TASK BRIEF ::
Show every line of the data where the word "Penginapan" can be found.

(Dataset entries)
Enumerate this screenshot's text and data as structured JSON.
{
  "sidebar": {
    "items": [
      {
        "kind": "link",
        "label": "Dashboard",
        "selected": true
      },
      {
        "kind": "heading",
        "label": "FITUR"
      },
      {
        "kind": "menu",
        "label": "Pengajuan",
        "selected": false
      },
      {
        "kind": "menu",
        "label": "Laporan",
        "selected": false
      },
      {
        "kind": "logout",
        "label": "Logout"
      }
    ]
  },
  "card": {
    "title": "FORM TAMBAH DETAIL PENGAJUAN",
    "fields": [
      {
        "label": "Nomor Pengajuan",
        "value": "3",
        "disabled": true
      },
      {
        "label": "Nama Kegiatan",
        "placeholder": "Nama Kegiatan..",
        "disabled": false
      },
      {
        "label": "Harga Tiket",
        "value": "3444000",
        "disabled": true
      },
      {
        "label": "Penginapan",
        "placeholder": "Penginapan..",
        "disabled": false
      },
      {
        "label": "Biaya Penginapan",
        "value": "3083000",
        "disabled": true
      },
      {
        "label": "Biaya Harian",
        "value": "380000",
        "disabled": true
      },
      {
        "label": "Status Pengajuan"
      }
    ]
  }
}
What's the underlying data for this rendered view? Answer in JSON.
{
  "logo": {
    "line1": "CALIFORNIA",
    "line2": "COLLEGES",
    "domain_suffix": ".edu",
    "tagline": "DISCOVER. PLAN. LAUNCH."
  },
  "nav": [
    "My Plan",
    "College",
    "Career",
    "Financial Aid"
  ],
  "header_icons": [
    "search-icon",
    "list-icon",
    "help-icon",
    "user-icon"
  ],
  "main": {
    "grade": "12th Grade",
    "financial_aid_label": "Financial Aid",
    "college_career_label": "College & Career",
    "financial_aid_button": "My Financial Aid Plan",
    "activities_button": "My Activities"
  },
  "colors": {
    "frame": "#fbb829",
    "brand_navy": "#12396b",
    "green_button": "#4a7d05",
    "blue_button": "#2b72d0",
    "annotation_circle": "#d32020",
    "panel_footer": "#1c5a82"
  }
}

TASK ANSWER ::
        "label": "Penginapan",
        "placeholder": "Penginapan..",
        "label": "Biaya Penginapan",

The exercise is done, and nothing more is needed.